After all, sales of Nook readers (and associated content) fell sequentially, from $277 million in the fiscal first quarter of 2012 to $220 million in the quarter ended October. That’s the first sequential drop in six quarters. Management blames the drop on seasonality, but the rising installed base of hardware should be yielding a fast-growing book download business. This doesn’t appear to be the case. (Management doesn’t actually break down hardware and software sales for the Nook platform, which strikes me as a red flag.)
Baking in the recent data points into fiscal (April) 2012 and 2013 forecasts, it may be some time before this company can show a profit. Barnes & Noble lost $1.19 a share in fiscal 2011, and analysts just expanded their projected per-share loss for fiscal 2012 from ($0.23) to ($0.58). The fiscal 2013 forecasted profit has just been slashed nearly 80% to just $0.10. And I have my doubts that this small profit will even come to pass, as this company serially fails to meet its targets.
Why do I think losses will continue at least through fiscal 2013? Because many analyst forecasts appear to fail to take into account any cannibalization of traditional book sales by e-readers. Analysts say the combined strength of traditional book sales and digital book sales should push the company’s overall sales up 5% by fiscal 2013. Yet it’s worth noting Barnes & Noble hasn’t posted this kind of growth (on an organic basis) since fiscal 2005. The steady drop in time spent reading traditional books and more time spent surfing the web is a trend that shows no signs of abating.
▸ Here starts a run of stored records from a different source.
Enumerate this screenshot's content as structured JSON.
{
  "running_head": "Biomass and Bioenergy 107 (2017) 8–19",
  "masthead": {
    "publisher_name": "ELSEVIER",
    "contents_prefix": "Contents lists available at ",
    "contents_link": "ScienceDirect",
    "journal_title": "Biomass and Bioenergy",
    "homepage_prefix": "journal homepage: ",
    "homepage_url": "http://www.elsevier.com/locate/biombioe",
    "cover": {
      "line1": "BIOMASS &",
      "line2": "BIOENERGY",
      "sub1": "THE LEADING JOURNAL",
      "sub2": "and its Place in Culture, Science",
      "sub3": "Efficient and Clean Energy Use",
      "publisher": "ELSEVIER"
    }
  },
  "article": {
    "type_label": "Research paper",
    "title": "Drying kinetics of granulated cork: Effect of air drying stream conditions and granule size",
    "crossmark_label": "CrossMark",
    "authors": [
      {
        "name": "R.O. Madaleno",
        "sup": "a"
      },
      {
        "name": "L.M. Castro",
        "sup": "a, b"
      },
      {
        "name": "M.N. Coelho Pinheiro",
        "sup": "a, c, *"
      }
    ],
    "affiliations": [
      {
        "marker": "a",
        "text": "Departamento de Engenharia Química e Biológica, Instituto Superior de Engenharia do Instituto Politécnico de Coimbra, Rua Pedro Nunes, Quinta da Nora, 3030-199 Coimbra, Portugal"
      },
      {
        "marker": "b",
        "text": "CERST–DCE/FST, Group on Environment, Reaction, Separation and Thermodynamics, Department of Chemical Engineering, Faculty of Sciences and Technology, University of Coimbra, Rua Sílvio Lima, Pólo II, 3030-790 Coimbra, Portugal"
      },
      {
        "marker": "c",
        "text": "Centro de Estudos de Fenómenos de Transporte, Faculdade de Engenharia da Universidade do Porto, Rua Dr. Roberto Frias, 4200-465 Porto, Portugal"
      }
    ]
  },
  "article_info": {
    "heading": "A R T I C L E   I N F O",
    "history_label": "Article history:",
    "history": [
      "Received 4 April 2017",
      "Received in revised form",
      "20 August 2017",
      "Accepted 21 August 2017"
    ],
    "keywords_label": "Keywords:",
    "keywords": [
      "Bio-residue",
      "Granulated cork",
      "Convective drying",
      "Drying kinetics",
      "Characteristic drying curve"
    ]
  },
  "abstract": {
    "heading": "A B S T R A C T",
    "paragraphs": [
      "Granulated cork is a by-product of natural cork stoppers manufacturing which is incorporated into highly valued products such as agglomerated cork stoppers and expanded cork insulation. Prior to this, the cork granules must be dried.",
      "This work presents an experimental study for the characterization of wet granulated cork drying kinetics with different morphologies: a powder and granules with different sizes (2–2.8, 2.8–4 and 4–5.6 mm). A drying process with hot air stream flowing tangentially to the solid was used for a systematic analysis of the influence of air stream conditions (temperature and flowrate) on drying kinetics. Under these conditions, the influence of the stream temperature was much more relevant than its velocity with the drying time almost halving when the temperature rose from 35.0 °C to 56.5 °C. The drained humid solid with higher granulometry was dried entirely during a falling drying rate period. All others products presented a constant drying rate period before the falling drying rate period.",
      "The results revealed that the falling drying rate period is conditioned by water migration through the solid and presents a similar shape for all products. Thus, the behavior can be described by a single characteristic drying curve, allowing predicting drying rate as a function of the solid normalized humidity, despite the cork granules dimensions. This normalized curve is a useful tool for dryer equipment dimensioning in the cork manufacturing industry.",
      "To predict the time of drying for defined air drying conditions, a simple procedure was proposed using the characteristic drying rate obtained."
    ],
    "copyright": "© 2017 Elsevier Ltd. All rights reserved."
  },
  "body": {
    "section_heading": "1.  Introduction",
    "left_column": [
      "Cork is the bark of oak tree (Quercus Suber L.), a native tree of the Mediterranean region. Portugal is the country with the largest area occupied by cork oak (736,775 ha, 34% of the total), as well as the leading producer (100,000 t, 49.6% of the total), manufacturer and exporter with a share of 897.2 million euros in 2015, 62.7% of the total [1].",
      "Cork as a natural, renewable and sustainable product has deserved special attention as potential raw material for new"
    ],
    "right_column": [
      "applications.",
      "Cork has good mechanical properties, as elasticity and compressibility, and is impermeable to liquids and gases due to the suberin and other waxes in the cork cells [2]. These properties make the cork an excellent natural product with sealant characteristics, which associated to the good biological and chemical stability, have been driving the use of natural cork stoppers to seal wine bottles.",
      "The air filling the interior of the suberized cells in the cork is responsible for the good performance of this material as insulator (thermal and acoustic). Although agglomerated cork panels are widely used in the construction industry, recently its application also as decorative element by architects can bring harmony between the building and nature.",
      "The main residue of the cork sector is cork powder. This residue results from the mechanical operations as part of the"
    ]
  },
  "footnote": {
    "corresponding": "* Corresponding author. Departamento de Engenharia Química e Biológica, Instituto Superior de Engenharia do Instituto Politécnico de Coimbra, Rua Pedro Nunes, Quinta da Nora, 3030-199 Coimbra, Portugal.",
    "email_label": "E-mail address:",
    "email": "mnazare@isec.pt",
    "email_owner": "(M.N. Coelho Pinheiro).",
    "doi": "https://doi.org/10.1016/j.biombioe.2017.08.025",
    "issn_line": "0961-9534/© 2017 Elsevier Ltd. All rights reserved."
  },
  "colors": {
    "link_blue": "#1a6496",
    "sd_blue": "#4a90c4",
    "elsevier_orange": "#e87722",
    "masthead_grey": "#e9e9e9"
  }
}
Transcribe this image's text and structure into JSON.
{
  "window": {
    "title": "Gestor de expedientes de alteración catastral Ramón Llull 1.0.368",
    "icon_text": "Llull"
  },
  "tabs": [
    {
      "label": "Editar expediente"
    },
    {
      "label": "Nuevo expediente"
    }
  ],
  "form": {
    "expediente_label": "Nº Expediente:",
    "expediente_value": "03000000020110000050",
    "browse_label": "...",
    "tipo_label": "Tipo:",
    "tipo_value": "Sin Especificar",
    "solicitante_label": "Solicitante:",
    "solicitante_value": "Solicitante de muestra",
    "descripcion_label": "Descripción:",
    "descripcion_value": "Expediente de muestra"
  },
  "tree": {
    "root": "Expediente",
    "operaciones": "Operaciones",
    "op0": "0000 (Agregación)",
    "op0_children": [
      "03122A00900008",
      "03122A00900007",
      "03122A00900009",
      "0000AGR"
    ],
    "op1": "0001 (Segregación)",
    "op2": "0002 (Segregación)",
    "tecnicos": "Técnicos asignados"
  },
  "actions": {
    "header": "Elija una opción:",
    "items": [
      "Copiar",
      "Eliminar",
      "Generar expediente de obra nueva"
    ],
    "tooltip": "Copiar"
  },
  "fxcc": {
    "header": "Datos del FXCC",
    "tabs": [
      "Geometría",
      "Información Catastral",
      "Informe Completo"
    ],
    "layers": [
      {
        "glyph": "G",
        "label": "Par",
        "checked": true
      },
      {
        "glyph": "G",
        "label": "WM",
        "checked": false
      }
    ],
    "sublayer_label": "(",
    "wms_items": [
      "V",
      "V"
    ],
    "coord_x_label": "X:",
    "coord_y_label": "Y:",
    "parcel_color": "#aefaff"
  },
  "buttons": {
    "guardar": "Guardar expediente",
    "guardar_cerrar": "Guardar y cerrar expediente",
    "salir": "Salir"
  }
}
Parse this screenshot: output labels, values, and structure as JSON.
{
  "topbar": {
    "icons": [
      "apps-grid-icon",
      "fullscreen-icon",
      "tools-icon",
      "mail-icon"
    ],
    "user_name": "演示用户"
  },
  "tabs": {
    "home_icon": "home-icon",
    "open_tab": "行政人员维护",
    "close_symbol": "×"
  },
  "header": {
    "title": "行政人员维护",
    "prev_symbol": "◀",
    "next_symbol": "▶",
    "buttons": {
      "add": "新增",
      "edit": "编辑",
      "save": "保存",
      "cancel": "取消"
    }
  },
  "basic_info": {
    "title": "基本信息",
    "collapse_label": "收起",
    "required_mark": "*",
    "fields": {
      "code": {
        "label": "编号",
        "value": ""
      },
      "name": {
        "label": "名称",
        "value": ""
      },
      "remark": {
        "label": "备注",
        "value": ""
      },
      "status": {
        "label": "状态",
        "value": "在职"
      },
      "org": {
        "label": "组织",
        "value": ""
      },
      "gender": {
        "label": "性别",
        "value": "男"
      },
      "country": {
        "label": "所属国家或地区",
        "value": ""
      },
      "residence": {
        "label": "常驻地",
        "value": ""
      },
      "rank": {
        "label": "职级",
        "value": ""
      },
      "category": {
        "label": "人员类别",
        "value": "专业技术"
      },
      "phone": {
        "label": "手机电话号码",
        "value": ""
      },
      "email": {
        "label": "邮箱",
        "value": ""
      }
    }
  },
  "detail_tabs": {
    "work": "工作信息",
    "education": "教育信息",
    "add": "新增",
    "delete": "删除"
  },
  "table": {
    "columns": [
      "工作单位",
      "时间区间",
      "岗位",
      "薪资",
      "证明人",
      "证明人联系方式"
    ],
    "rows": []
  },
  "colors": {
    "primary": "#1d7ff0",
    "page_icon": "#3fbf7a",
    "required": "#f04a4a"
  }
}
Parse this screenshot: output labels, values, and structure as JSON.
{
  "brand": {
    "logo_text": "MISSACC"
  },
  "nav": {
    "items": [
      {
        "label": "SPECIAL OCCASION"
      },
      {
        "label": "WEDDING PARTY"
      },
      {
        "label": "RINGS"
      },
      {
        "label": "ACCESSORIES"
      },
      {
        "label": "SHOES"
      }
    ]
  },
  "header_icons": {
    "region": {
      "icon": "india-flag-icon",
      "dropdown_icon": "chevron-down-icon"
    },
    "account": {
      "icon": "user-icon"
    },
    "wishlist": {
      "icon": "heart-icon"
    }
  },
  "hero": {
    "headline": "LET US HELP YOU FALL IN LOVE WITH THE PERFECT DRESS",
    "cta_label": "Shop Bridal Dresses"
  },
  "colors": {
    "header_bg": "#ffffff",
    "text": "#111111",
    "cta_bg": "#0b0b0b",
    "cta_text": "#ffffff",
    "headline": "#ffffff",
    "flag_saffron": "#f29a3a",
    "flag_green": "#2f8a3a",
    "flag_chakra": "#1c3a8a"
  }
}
And this presents the real challenge to the business model. It costs a lot of money to operate traditional retail stores. Retailers need to generate a certain level of sales at each store to generate an incremental level of profit. Fall below this level, and we’re talking about incremental losses. And this is what looks set to happen at an increasing number of stores, as e-reader downloads rise in volume, displacing traditional book sales. Same-store sales in the fiscal second quarter fell 3.3% from a year earlier. A random walk through any Barnes & Noble — outside of the all-important holiday season — provides a glimpse of slowing foot traffic. The company operates more than 1,300 stores, and it will be interesting to see how many of them slip from profitable to unprofitable if same-store sales keep dropping .
Risks to Consider: When shorting stocks like this, you need to stay abreast of intra-quarter data points. If it appears Barnes & Noble’s Nook sales start to trend well above expectations, then it would be wise to close your short position and revisit the investment thesis after the holiday selling season.
Action to Take– > Short sellers remain squarely focused on the current holiday season. The fiscal third quarter is the only profitable one for Barnes & Noble, generating almost enough profit to offset losses in the other three quarters. Yet the sobering just-released quarterly report doesn’t provide hope for a solid fourth quarter. If Barnes & Noble misses expectations in the current quarter and analysts have to lower their forecasts once again, then even this stock’s most ardent supporters could throw in the towel, likely causing shares to move quickly below $10. I know I’d want to if I owned shares. If you think that’s likely to happen, then you should short this stock.